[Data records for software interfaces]

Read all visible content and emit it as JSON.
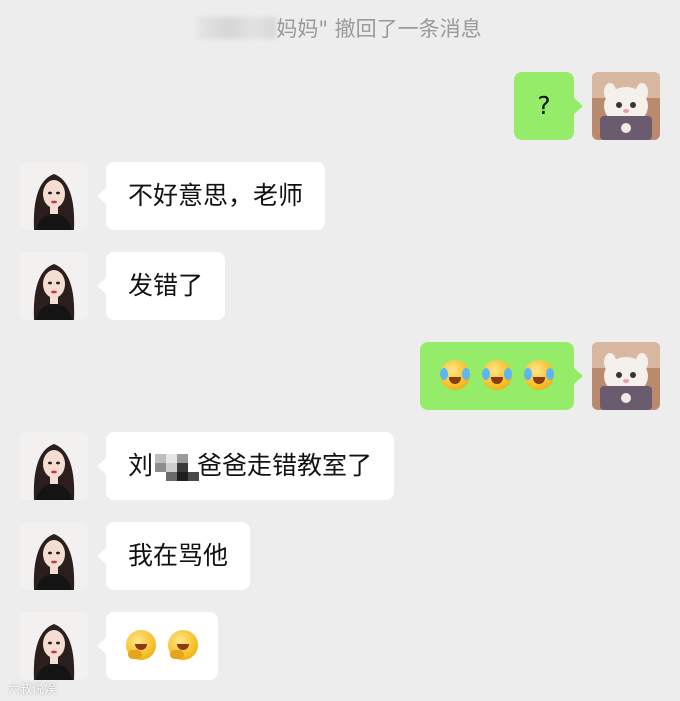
{
  "system_notice": {
    "text": "妈妈\" 撤回了一条消息"
  },
  "messages": [
    {
      "side": "right",
      "text": "?"
    },
    {
      "side": "left",
      "text": "不好意思，老师"
    },
    {
      "side": "left",
      "text": "发错了"
    },
    {
      "side": "right",
      "emoji": "face-with-tears-of-joy",
      "count": 3
    },
    {
      "side": "left",
      "prefix": "刘",
      "suffix": "爸爸走错教室了"
    },
    {
      "side": "left",
      "text": "我在骂他"
    },
    {
      "side": "left",
      "emoji": "hand-over-mouth-smile",
      "count": 2
    }
  ],
  "colors": {
    "background": "#ededed",
    "self_bubble": "#95ec69",
    "other_bubble": "#ffffff",
    "notice_text": "#9a9a9a"
  },
  "avatars": {
    "self": "cat-avatar",
    "other": "woman-avatar"
  },
  "watermark": "六叔说娱"
}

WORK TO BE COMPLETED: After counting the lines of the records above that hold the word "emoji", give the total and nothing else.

EXERCISE ANSWER: 2